[Start of Attachment]

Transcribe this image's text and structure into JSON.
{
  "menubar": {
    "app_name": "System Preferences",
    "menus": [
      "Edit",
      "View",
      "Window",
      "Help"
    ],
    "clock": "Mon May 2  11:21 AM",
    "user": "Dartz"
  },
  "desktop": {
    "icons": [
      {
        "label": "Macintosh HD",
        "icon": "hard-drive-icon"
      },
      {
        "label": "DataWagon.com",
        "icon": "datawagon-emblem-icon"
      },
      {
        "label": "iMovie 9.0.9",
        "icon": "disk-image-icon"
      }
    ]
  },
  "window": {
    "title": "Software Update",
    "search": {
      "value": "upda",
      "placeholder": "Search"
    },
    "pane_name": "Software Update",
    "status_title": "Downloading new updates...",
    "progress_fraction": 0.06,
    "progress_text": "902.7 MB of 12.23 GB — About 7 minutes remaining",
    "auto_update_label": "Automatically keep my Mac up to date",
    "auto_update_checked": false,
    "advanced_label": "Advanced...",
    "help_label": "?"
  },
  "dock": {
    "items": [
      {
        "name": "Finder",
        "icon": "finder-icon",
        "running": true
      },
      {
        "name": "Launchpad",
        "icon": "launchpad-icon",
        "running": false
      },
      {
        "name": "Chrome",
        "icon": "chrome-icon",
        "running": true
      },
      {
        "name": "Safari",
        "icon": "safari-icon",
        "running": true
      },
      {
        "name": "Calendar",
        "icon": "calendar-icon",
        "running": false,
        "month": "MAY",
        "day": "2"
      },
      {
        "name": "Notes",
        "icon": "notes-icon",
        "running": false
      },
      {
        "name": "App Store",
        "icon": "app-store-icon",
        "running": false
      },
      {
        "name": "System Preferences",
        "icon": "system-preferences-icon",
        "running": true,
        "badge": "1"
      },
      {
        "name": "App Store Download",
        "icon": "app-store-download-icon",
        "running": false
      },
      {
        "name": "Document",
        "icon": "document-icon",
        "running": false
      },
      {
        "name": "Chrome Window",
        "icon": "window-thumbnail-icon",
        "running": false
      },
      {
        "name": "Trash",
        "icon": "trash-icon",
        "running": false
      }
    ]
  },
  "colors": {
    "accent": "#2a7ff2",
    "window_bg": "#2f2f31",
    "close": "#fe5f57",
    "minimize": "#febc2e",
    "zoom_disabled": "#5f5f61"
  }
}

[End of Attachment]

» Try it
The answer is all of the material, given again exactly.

» Solution for this problem
Transcribe this image's text and structure into JSON.
{
  "menubar": {
    "app_name": "System Preferences",
    "menus": [
      "Edit",
      "View",
      "Window",
      "Help"
    ],
    "clock": "Mon May 2  11:21 AM",
    "user": "Dartz"
  },
  "desktop": {
    "icons": [
      {
        "label": "Macintosh HD",
        "icon": "hard-drive-icon"
      },
      {
        "label": "DataWagon.com",
        "icon": "datawagon-emblem-icon"
      },
      {
        "label": "iMovie 9.0.9",
        "icon": "disk-image-icon"
      }
    ]
  },
  "window": {
    "title": "Software Update",
    "search": {
      "value": "upda",
      "placeholder": "Search"
    },
    "pane_name": "Software Update",
    "status_title": "Downloading new updates...",
    "progress_fraction": 0.06,
    "progress_text": "902.7 MB of 12.23 GB — About 7 minutes remaining",
    "auto_update_label": "Automatically keep my Mac up to date",
    "auto_update_checked": false,
    "advanced_label": "Advanced...",
    "help_label": "?"
  },
  "dock": {
    "items": [
      {
        "name": "Finder",
        "icon": "finder-icon",
        "running": true
      },
      {
        "name": "Launchpad",
        "icon": "launchpad-icon",
        "running": false
      },
      {
        "name": "Chrome",
        "icon": "chrome-icon",
        "running": true
      },
      {
        "name": "Safari",
        "icon": "safari-icon",
        "running": true
      },
      {
        "name": "Calendar",
        "icon": "calendar-icon",
        "running": false,
        "month": "MAY",
        "day": "2"
      },
      {
        "name": "Notes",
        "icon": "notes-icon",
        "running": false
      },
      {
        "name": "App Store",
        "icon": "app-store-icon",
        "running": false
      },
      {
        "name": "System Preferences",
        "icon": "system-preferences-icon",
        "running": true,
        "badge": "1"
      },
      {
        "name": "App Store Download",
        "icon": "app-store-download-icon",
        "running": false
      },
      {
        "name": "Document",
        "icon": "document-icon",
        "running": false
      },
      {
        "name": "Chrome Window",
        "icon": "window-thumbnail-icon",
        "running": false
      },
      {
        "name": "Trash",
        "icon": "trash-icon",
        "running": false
      }
    ]
  },
  "colors": {
    "accent": "#2a7ff2",
    "window_bg": "#2f2f31",
    "close": "#fe5f57",
    "minimize": "#febc2e",
    "zoom_disabled": "#5f5f61"
  }
}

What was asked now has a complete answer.